Business rates increases ‘hugely disappointing’ – NI Retail Consortium

Business rates increases ‘hugely disappointing’ – NI Retail Consortium

The Director of the Northern Ireland Retail Consortium, Neil Johnston has described the recent rise in the part of business rates set by Northern Ireland’s 11 councils as “hugely disappointing”.

The average increase in the rate set by the 11 councils across the province is 7.29%, with the highest increase set by Belfast City Council at 7.99% and the lowest set by Antrim and Newtownabbey Borough Council at 4.9%.

Mr Johnston said these rates will “not help businesses or consumers”.

“I am left asking myself ‘what did we do to deserve this?’ The average increase in the rate set by the 11 councils is 7.29%. That amounts to a significant increase in costs for our members,” he said.

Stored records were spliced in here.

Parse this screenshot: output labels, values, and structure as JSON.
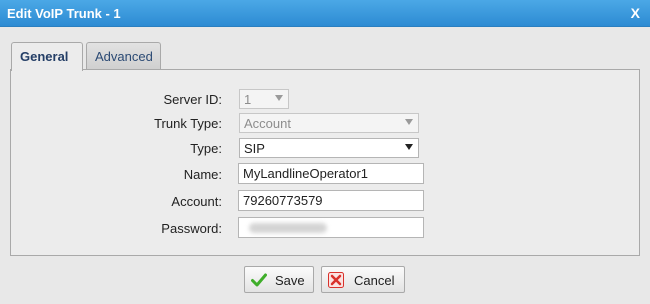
{
  "dialog": {
    "title": "Edit VoIP Trunk - 1",
    "close_label": "X"
  },
  "tabs": [
    {
      "label": "General"
    },
    {
      "label": "Advanced"
    }
  ],
  "form": {
    "server_id": {
      "label": "Server ID:",
      "value": "1"
    },
    "trunk_type": {
      "label": "Trunk Type:",
      "value": "Account"
    },
    "type": {
      "label": "Type:",
      "value": "SIP"
    },
    "name": {
      "label": "Name:",
      "value": "MyLandlineOperator1"
    },
    "account": {
      "label": "Account:",
      "value": "79260773579"
    },
    "password": {
      "label": "Password:",
      "value": ""
    }
  },
  "buttons": {
    "save_label": "Save",
    "cancel_label": "Cancel"
  },
  "colors": {
    "titlebar": "#2d8bd3",
    "save_icon": "#3fae2a",
    "cancel_icon": "#d9312b"
  }
}
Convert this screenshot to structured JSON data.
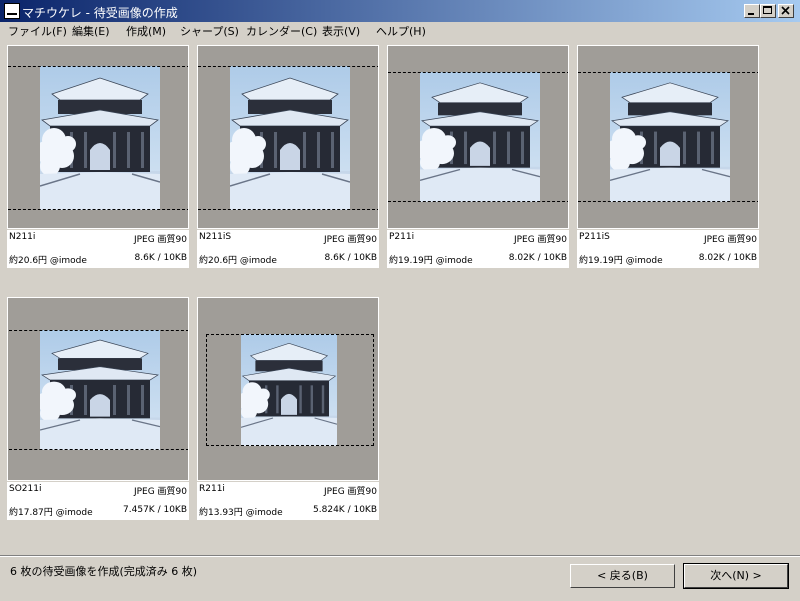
{
  "window": {
    "title": "マチウケレ - 待受画像の作成"
  },
  "menu": [
    "ファイル(F)",
    "編集(E)",
    "作成(M)",
    "シャープ(S)",
    "カレンダー(C)",
    "表示(V)",
    "ヘルプ(H)"
  ],
  "tiles": [
    {
      "model": "N211i",
      "quality": "JPEG 画質90",
      "cost": "約20.6円 @imode",
      "size": "8.6K / 10KB"
    },
    {
      "model": "N211iS",
      "quality": "JPEG 画質90",
      "cost": "約20.6円 @imode",
      "size": "8.6K / 10KB"
    },
    {
      "model": "P211i",
      "quality": "JPEG 画質90",
      "cost": "約19.19円 @imode",
      "size": "8.02K / 10KB"
    },
    {
      "model": "P211iS",
      "quality": "JPEG 画質90",
      "cost": "約19.19円 @imode",
      "size": "8.02K / 10KB"
    },
    {
      "model": "SO211i",
      "quality": "JPEG 画質90",
      "cost": "約17.87円 @imode",
      "size": "7.457K / 10KB"
    },
    {
      "model": "R211i",
      "quality": "JPEG 画質90",
      "cost": "約13.93円 @imode",
      "size": "5.824K / 10KB"
    }
  ],
  "status": {
    "text": "6 枚の待受画像を作成(完成済み 6 枚)"
  },
  "buttons": {
    "back": "< 戻る(B)",
    "next": "次へ(N) >"
  }
}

“Costs pressure can lead to price increases, and we know that is the last thing that consumers want to see. This move by the councils will not help businesses or consumers.”

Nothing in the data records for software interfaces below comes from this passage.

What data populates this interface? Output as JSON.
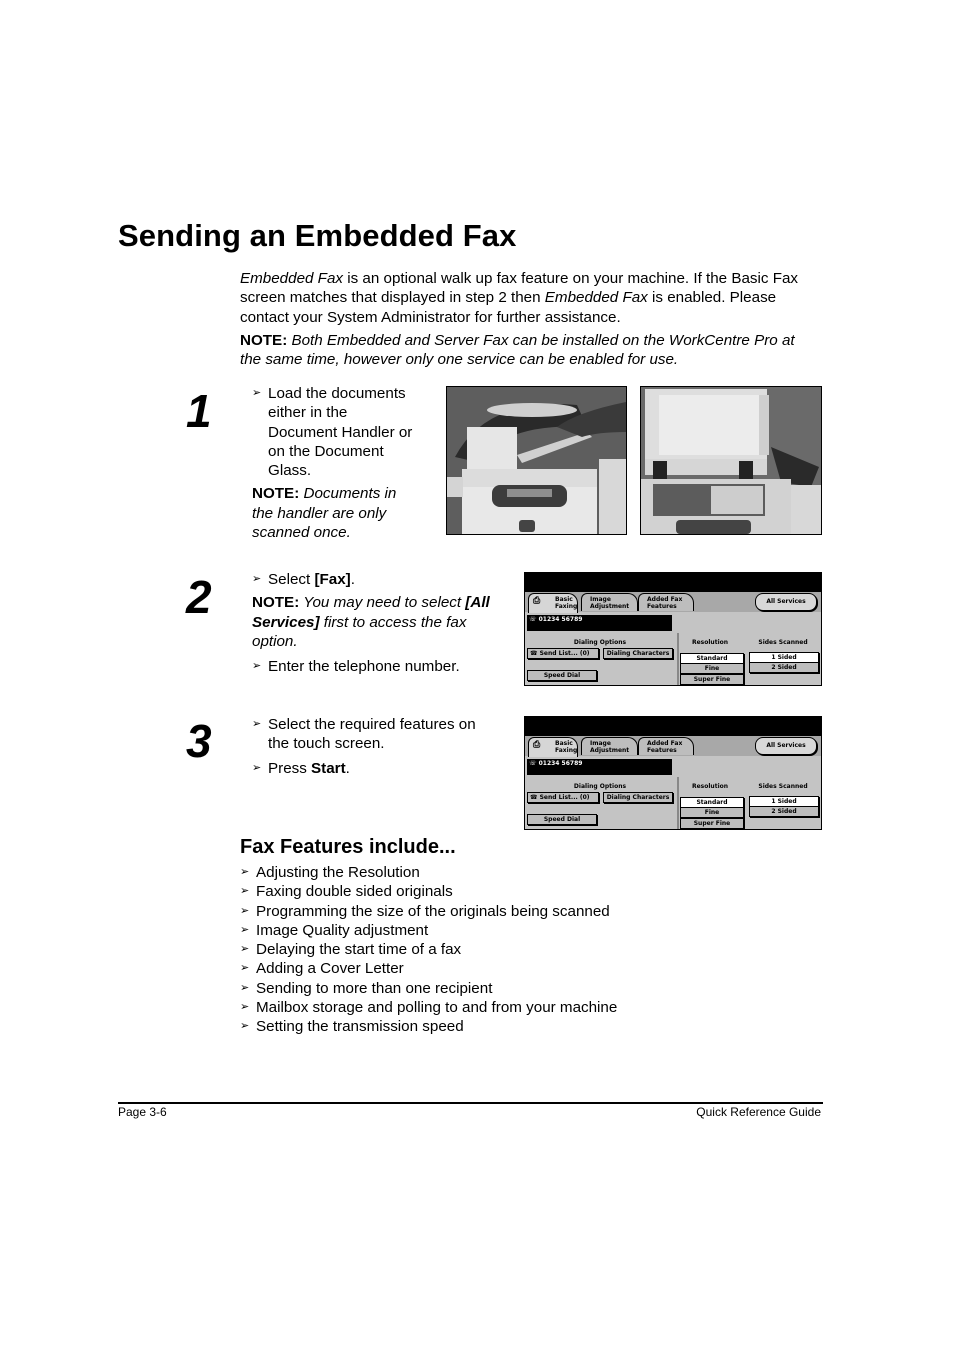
{
  "page": {
    "title": "Sending an Embedded Fax",
    "intro": {
      "parts": [
        {
          "text": "Embedded Fax",
          "italic": true
        },
        {
          "text": " is an optional walk up fax feature on your machine. If the Basic Fax screen matches that displayed in step 2 then ",
          "italic": false
        },
        {
          "text": "Embedded Fax",
          "italic": true
        },
        {
          "text": " is enabled. Please contact your System Administrator for further assistance.",
          "italic": false
        }
      ],
      "line1_a": "Embedded Fax",
      "line1_b": " is an optional walk up fax feature on your machine. If the Basic Fax",
      "line2_a": "screen matches that displayed in step 2 then ",
      "line2_b": "Embedded Fax",
      "line2_c": " is enabled. Please",
      "line3": "contact your System Administrator for further assistance."
    },
    "intro_note": {
      "label": "NOTE:",
      "line1": " Both Embedded and Server Fax can be installed on the WorkCentre Pro at",
      "line2": "the same time, however only one service can be enabled for use."
    }
  },
  "steps": [
    {
      "number": "1",
      "bullets": [
        "Load the documents either in the Document Handler or on the Document Glass."
      ],
      "bullet_lines": [
        "Load the documents",
        "either in the",
        "Document Handler or",
        "on the Document",
        "Glass."
      ],
      "note_label": "NOTE:",
      "note_lines": [
        "Documents in",
        "the handler are only",
        "scanned once."
      ],
      "images": [
        "photo-document-handler",
        "photo-document-glass"
      ]
    },
    {
      "number": "2",
      "bullet1_a": "Select ",
      "bullet1_b": "[Fax]",
      "bullet1_c": ".",
      "note_label": "NOTE:",
      "note_line1_a": " You may need to select ",
      "note_line1_b": "[All",
      "note_line2_a": "Services]",
      "note_line2_b": " first to access the fax",
      "note_line3": "option.",
      "bullet2": "Enter the telephone number."
    },
    {
      "number": "3",
      "bullet1_lines": [
        "Select the required features on",
        "the touch screen."
      ],
      "bullet2_a": "Press ",
      "bullet2_b": "Start",
      "bullet2_c": "."
    }
  ],
  "fax_screen": {
    "tabs": [
      {
        "line1": "Basic",
        "line2": "Faxing",
        "active": true
      },
      {
        "line1": "Image",
        "line2": "Adjustment",
        "active": false
      },
      {
        "line1": "Added Fax",
        "line2": "Features",
        "active": false
      }
    ],
    "all_services": "All Services",
    "number_display": "☏ 01234 56789",
    "dialing_options_label": "Dialing Options",
    "send_list": "☎ Send List... (0)",
    "dialing_characters": "Dialing Characters",
    "speed_dial": "Speed Dial",
    "resolution_label": "Resolution",
    "resolution_options": [
      "Standard",
      "Fine",
      "Super Fine"
    ],
    "resolution_selected": "Standard",
    "sides_label": "Sides Scanned",
    "sides_options": [
      "1 Sided",
      "2 Sided"
    ],
    "sides_selected": "1 Sided"
  },
  "features": {
    "heading": "Fax Features include...",
    "items": [
      "Adjusting the Resolution",
      "Faxing double sided originals",
      "Programming the size of the originals being scanned",
      "Image Quality adjustment",
      "Delaying the start time of a fax",
      "Adding a Cover Letter",
      "Sending to more than one recipient",
      "Mailbox storage and polling to and from your machine",
      "Setting the transmission speed"
    ]
  },
  "bullet_glyph": "➢",
  "footer": {
    "left": "Page 3-6",
    "right": "Quick Reference Guide"
  }
}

Mr Johnston added it was “hugely disappointing” that NI business rates had not been frozen for the coming year, as they have been in England, Scotland and Wales.

“Retail Consortium members have invested millions in, and employ hundreds of workers in all 11 councils,” he said.

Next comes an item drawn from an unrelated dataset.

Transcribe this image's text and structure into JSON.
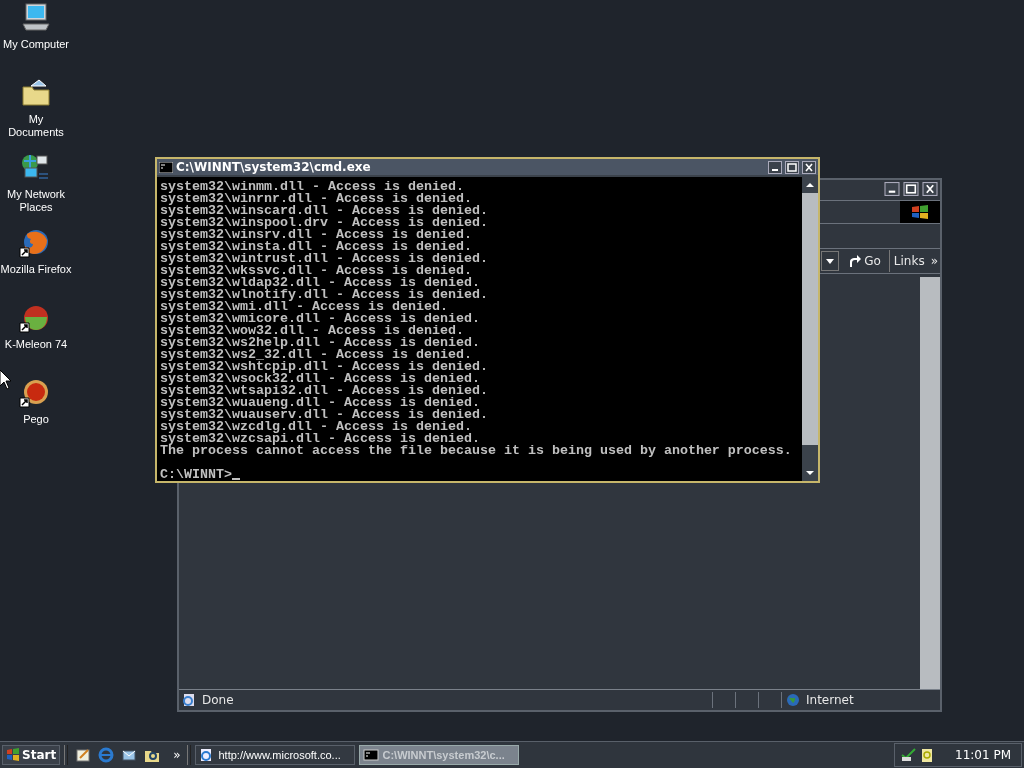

“We can only hope that the Secretary of State, Chris Heaton-Harris MP will follow the example of his ministerial colleagues in England and not increase the regional rate element of our business rates. That really would add insult to injury.

“Recent times have been very difficult for retailers – with the covid pandemic, energy price shocks and general inflationary pressures. The continuation of a freeze on business rates in England, Scotland and Wales is a welcome recognition of the fact that trading conditions are still difficult.

“As I said it is hugely disappointing that the councils have not been able to freeze their part of business rates next year.”

It is anticipated that a regional rate will be struck by the UK Government ahead of bills being sent out in April.